But it’s time to move from particulars to general conclusions.
How can the foregoing be gathered into a single summary picture?
First, the history of French translation reveals how radically unstable the meaning of this text is. How important is the indefinite article in “an opposition”? How much of a difference is there between “existence” and “being brought to pass”? How necessary is it to see in Lehi’s lists ordered pairs of determinate opposites? What is meant by “all things”? Does the phrase “a compound in one” refer to what is or isn’t the case? How is the metaphor “as dead” to be understood, if it all makes sense? These kinds of instabilities are things we’ll see again and again in the course of looking at the other translations on offer—German, Italian, Spanish.
Second, the fact that there’s a general shift across the translations toward a kind of literalism is of real significance. This slowly developing literalism perhaps mirrors the individual’s engagement with this sort of text: at first a kind of wild approximation that glosses over all kinds of grammatical nuances and sometimes whole phrases; later a more careful recognition of overlooked elements of the text; finally an attempt to take in the text as honestly as possible while nonetheless trying to nuance its meaning to make the best sense of it possible. That the process doesn’t end in unmitigated literalism is interesting. The development of a kind of literalism can be the mark either of a more mature, more honest engagement with the text, or of an attempt to be precise about grammatical structure simply because one comes to see that one’s interpretations are entirely speculative. That literalism—as far as possible, anyway—hasn’t been fully achieved even at the end suggest that there are certain interpretive moves that are still being made.
Third, we have a few suggested interpretations that have emerged along the way—perhaps particularly where there’s agreement across the several translations. All three translations, interestingly, take the “compound in one” business to be a further elaboration of opposition playing its role in the creation, not of what would be the case were opposition not to exist. All three translations also recognize the ordered series of paired existential opposites in the last part of the verse, suggesting that this is more obvious in the English “original” than the ethical opposites earlier in the passage. All three translations agree to render “righteousness” as justice, not as droiture, all pointing in the direction of certain political possibilities inherent in the text. Finally, all three translations agree that a certain balance has to be struck between literalism and symmetry in rendering Lehi’s paired opposites, suggesting that there’s a certain something that’s compromised in the “original” English text.

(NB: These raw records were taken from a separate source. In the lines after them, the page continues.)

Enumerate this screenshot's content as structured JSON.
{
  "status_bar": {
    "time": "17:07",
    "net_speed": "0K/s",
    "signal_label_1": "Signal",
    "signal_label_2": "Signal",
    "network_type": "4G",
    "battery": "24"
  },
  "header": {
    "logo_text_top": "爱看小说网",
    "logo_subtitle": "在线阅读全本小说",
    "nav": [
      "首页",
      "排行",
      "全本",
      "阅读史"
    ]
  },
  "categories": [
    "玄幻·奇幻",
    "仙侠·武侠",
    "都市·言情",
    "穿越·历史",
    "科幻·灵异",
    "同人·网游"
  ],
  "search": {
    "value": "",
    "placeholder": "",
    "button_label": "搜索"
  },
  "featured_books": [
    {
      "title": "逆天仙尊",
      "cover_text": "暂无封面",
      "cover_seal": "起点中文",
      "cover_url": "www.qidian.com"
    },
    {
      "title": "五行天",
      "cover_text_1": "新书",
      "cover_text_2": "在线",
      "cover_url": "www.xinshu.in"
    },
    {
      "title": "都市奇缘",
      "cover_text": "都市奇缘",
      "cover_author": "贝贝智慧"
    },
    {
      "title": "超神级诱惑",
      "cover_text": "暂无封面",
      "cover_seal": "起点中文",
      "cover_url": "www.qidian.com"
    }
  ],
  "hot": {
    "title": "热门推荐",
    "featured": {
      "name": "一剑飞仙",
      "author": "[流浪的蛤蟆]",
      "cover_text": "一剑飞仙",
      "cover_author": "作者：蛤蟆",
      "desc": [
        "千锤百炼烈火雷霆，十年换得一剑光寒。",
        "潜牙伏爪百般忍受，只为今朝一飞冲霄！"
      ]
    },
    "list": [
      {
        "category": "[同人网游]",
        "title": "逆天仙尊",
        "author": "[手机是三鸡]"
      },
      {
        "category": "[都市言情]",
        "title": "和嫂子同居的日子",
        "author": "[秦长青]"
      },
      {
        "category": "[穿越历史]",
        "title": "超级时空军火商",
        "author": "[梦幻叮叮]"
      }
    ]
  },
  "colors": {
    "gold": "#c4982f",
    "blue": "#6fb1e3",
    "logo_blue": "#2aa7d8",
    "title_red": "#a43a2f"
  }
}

All this should give us food for thought as we work through the process of interpreting 2 Nephi 2:11 for ourselves, and in the language of the “original.”